▸ **Task prompt**:
Each entry below should be retyped exactly as given.

+ + + + + + +

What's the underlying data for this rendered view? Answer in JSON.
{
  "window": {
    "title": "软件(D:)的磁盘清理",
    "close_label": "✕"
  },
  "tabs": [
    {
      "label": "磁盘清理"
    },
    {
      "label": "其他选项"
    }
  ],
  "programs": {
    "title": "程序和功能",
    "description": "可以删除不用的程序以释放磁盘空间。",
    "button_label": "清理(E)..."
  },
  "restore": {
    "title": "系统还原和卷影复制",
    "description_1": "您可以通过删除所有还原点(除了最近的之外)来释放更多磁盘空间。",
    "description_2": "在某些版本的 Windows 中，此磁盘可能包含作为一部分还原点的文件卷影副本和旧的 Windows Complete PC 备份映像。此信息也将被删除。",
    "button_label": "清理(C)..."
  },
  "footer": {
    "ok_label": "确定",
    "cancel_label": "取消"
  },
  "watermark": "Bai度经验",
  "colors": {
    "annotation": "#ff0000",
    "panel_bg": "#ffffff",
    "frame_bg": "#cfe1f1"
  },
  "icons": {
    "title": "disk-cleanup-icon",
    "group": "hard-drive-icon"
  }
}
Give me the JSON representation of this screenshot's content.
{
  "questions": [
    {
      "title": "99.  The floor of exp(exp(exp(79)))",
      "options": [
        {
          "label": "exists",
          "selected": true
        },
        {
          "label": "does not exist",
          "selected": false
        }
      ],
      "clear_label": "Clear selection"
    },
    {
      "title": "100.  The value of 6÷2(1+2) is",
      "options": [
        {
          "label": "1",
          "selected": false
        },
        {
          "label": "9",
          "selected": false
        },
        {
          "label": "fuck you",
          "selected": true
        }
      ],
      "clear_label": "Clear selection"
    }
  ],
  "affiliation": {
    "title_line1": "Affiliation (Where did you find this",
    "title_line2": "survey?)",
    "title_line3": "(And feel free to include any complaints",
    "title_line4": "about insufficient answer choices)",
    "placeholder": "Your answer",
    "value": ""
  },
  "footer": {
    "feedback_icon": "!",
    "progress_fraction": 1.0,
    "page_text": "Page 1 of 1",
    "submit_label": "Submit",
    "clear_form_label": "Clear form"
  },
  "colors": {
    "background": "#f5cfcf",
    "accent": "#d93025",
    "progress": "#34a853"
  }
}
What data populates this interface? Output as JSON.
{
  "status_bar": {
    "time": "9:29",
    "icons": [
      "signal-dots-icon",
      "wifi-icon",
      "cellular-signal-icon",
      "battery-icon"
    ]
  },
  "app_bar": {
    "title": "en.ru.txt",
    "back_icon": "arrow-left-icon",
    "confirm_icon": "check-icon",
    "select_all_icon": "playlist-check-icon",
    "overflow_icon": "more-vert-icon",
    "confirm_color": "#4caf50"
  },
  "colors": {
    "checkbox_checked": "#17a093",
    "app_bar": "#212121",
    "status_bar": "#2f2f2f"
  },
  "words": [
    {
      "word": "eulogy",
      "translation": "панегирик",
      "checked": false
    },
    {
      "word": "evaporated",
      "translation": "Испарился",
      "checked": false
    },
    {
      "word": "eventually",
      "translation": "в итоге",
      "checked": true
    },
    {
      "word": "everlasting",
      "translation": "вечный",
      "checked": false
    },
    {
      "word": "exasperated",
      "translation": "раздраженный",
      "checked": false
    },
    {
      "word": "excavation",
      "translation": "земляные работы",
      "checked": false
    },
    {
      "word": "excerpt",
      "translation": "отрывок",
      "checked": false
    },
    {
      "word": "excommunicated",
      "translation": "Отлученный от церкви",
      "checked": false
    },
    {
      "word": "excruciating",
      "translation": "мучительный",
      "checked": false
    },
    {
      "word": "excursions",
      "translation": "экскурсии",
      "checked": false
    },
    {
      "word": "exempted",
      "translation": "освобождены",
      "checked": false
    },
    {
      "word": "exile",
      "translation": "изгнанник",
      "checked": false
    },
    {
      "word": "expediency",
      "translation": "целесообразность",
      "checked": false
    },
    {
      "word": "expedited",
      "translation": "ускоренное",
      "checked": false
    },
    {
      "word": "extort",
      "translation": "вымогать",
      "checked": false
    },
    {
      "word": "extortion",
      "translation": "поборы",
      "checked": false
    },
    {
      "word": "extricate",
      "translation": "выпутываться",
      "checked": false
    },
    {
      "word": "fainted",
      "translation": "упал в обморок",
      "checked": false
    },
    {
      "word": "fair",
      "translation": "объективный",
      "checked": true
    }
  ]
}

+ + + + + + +

▸ **Exercise response**:
What's the underlying data for this rendered view? Answer in JSON.
{
  "window": {
    "title": "软件(D:)的磁盘清理",
    "close_label": "✕"
  },
  "tabs": [
    {
      "label": "磁盘清理"
    },
    {
      "label": "其他选项"
    }
  ],
  "programs": {
    "title": "程序和功能",
    "description": "可以删除不用的程序以释放磁盘空间。",
    "button_label": "清理(E)..."
  },
  "restore": {
    "title": "系统还原和卷影复制",
    "description_1": "您可以通过删除所有还原点(除了最近的之外)来释放更多磁盘空间。",
    "description_2": "在某些版本的 Windows 中，此磁盘可能包含作为一部分还原点的文件卷影副本和旧的 Windows Complete PC 备份映像。此信息也将被删除。",
    "button_label": "清理(C)..."
  },
  "footer": {
    "ok_label": "确定",
    "cancel_label": "取消"
  },
  "watermark": "Bai度经验",
  "colors": {
    "annotation": "#ff0000",
    "panel_bg": "#ffffff",
    "frame_bg": "#cfe1f1"
  },
  "icons": {
    "title": "disk-cleanup-icon",
    "group": "hard-drive-icon"
  }
}
Give me the JSON representation of this screenshot's content.
{
  "questions": [
    {
      "title": "99.  The floor of exp(exp(exp(79)))",
      "options": [
        {
          "label": "exists",
          "selected": true
        },
        {
          "label": "does not exist",
          "selected": false
        }
      ],
      "clear_label": "Clear selection"
    },
    {
      "title": "100.  The value of 6÷2(1+2) is",
      "options": [
        {
          "label": "1",
          "selected": false
        },
        {
          "label": "9",
          "selected": false
        },
        {
          "label": "fuck you",
          "selected": true
        }
      ],
      "clear_label": "Clear selection"
    }
  ],
  "affiliation": {
    "title_line1": "Affiliation (Where did you find this",
    "title_line2": "survey?)",
    "title_line3": "(And feel free to include any complaints",
    "title_line4": "about insufficient answer choices)",
    "placeholder": "Your answer",
    "value": ""
  },
  "footer": {
    "feedback_icon": "!",
    "progress_fraction": 1.0,
    "page_text": "Page 1 of 1",
    "submit_label": "Submit",
    "clear_form_label": "Clear form"
  },
  "colors": {
    "background": "#f5cfcf",
    "accent": "#d93025",
    "progress": "#34a853"
  }
}
What data populates this interface? Output as JSON.
{
  "status_bar": {
    "time": "9:29",
    "icons": [
      "signal-dots-icon",
      "wifi-icon",
      "cellular-signal-icon",
      "battery-icon"
    ]
  },
  "app_bar": {
    "title": "en.ru.txt",
    "back_icon": "arrow-left-icon",
    "confirm_icon": "check-icon",
    "select_all_icon": "playlist-check-icon",
    "overflow_icon": "more-vert-icon",
    "confirm_color": "#4caf50"
  },
  "colors": {
    "checkbox_checked": "#17a093",
    "app_bar": "#212121",
    "status_bar": "#2f2f2f"
  },
  "words": [
    {
      "word": "eulogy",
      "translation": "панегирик",
      "checked": false
    },
    {
      "word": "evaporated",
      "translation": "Испарился",
      "checked": false
    },
    {
      "word": "eventually",
      "translation": "в итоге",
      "checked": true
    },
    {
      "word": "everlasting",
      "translation": "вечный",
      "checked": false
    },
    {
      "word": "exasperated",
      "translation": "раздраженный",
      "checked": false
    },
    {
      "word": "excavation",
      "translation": "земляные работы",
      "checked": false
    },
    {
      "word": "excerpt",
      "translation": "отрывок",
      "checked": false
    },
    {
      "word": "excommunicated",
      "translation": "Отлученный от церкви",
      "checked": false
    },
    {
      "word": "excruciating",
      "translation": "мучительный",
      "checked": false
    },
    {
      "word": "excursions",
      "translation": "экскурсии",
      "checked": false
    },
    {
      "word": "exempted",
      "translation": "освобождены",
      "checked": false
    },
    {
      "word": "exile",
      "translation": "изгнанник",
      "checked": false
    },
    {
      "word": "expediency",
      "translation": "целесообразность",
      "checked": false
    },
    {
      "word": "expedited",
      "translation": "ускоренное",
      "checked": false
    },
    {
      "word": "extort",
      "translation": "вымогать",
      "checked": false
    },
    {
      "word": "extortion",
      "translation": "поборы",
      "checked": false
    },
    {
      "word": "extricate",
      "translation": "выпутываться",
      "checked": false
    },
    {
      "word": "fainted",
      "translation": "упал в обморок",
      "checked": false
    },
    {
      "word": "fair",
      "translation": "объективный",
      "checked": true
    }
  ]
}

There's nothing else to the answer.